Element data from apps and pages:
- - - - -

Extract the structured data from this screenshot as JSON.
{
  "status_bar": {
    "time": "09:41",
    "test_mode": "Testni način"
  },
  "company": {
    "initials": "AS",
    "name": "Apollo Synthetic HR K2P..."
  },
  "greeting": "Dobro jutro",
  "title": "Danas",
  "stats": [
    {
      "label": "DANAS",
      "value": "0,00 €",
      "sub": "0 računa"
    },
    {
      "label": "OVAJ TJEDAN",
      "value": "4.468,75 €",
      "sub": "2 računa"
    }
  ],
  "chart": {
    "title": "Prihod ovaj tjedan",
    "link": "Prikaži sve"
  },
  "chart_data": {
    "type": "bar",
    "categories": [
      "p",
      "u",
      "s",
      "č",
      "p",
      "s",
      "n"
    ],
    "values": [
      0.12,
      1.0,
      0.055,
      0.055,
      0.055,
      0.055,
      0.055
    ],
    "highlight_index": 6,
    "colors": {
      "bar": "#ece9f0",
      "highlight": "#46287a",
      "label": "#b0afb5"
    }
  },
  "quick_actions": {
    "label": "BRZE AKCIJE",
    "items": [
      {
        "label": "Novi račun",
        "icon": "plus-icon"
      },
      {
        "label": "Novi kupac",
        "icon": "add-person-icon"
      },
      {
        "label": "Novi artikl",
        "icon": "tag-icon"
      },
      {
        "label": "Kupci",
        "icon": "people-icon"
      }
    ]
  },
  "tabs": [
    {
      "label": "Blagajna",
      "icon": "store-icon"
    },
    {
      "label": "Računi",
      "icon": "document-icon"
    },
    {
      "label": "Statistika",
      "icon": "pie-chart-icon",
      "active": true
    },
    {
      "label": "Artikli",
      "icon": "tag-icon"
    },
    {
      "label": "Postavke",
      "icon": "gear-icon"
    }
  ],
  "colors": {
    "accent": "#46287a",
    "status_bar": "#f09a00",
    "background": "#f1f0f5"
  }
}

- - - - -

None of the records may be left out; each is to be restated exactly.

Extract the structured data from this screenshot as JSON.
{
  "status_bar": {
    "time": "09:41",
    "test_mode": "Testni način"
  },
  "company": {
    "initials": "AS",
    "name": "Apollo Synthetic HR K2P..."
  },
  "greeting": "Dobro jutro",
  "title": "Danas",
  "stats": [
    {
      "label": "DANAS",
      "value": "0,00 €",
      "sub": "0 računa"
    },
    {
      "label": "OVAJ TJEDAN",
      "value": "4.468,75 €",
      "sub": "2 računa"
    }
  ],
  "chart": {
    "title": "Prihod ovaj tjedan",
    "link": "Prikaži sve"
  },
  "chart_data": {
    "type": "bar",
    "categories": [
      "p",
      "u",
      "s",
      "č",
      "p",
      "s",
      "n"
    ],
    "values": [
      0.12,
      1.0,
      0.055,
      0.055,
      0.055,
      0.055,
      0.055
    ],
    "highlight_index": 6,
    "colors": {
      "bar": "#ece9f0",
      "highlight": "#46287a",
      "label": "#b0afb5"
    }
  },
  "quick_actions": {
    "label": "BRZE AKCIJE",
    "items": [
      {
        "label": "Novi račun",
        "icon": "plus-icon"
      },
      {
        "label": "Novi kupac",
        "icon": "add-person-icon"
      },
      {
        "label": "Novi artikl",
        "icon": "tag-icon"
      },
      {
        "label": "Kupci",
        "icon": "people-icon"
      }
    ]
  },
  "tabs": [
    {
      "label": "Blagajna",
      "icon": "store-icon"
    },
    {
      "label": "Računi",
      "icon": "document-icon"
    },
    {
      "label": "Statistika",
      "icon": "pie-chart-icon",
      "active": true
    },
    {
      "label": "Artikli",
      "icon": "tag-icon"
    },
    {
      "label": "Postavke",
      "icon": "gear-icon"
    }
  ],
  "colors": {
    "accent": "#46287a",
    "status_bar": "#f09a00",
    "background": "#f1f0f5"
  }
}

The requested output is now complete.